→ **WORK ITEM**
Take each line of the material that includes "this" and copy it.

:: THE DATA ::

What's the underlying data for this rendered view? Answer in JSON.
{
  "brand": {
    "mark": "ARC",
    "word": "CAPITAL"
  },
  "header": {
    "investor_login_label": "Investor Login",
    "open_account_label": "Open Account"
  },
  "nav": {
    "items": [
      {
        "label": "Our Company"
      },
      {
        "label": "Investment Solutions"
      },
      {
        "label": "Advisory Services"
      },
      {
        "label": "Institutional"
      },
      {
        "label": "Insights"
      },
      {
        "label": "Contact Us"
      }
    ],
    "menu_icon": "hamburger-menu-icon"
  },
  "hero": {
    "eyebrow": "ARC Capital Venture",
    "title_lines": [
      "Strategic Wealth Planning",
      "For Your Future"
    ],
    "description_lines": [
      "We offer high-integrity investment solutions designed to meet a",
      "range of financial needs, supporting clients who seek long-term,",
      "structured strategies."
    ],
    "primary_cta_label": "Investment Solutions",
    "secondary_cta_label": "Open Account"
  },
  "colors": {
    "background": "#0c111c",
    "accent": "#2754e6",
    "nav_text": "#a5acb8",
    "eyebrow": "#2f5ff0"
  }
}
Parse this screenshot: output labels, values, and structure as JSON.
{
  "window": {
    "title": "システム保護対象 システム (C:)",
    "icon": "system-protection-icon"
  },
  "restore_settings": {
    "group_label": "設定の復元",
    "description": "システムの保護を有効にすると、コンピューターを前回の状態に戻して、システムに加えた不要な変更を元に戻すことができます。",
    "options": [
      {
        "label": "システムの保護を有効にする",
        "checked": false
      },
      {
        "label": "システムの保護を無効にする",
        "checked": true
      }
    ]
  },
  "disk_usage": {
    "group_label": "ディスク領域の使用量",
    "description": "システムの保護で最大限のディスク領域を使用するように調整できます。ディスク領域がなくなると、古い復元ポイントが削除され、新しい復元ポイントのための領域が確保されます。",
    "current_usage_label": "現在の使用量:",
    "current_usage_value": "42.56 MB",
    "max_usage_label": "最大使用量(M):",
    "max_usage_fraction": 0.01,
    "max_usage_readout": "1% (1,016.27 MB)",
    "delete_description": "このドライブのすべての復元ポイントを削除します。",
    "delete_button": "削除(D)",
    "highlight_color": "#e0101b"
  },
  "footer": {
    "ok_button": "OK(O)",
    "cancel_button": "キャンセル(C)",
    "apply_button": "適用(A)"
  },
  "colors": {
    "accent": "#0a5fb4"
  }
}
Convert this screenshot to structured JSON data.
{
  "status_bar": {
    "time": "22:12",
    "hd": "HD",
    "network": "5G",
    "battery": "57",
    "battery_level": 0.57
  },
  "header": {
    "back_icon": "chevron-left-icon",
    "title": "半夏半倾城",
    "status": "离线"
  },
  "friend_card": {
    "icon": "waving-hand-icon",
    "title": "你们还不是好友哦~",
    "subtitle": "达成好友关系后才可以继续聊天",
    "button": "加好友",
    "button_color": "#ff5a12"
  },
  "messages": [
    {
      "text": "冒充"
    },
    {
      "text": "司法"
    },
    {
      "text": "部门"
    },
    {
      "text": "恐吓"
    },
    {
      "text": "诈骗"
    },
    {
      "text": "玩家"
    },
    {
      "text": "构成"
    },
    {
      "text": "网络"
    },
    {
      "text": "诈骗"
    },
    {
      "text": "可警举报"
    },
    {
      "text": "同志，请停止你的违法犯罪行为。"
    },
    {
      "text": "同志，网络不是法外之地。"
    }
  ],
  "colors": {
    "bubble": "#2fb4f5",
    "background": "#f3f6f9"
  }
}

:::

→ **SOLVED PROBLEM**
What's the underlying data for this rendered view? Answer in JSON.
Parse this screenshot: output labels, values, and structure as JSON.
Convert this screenshot to structured JSON data.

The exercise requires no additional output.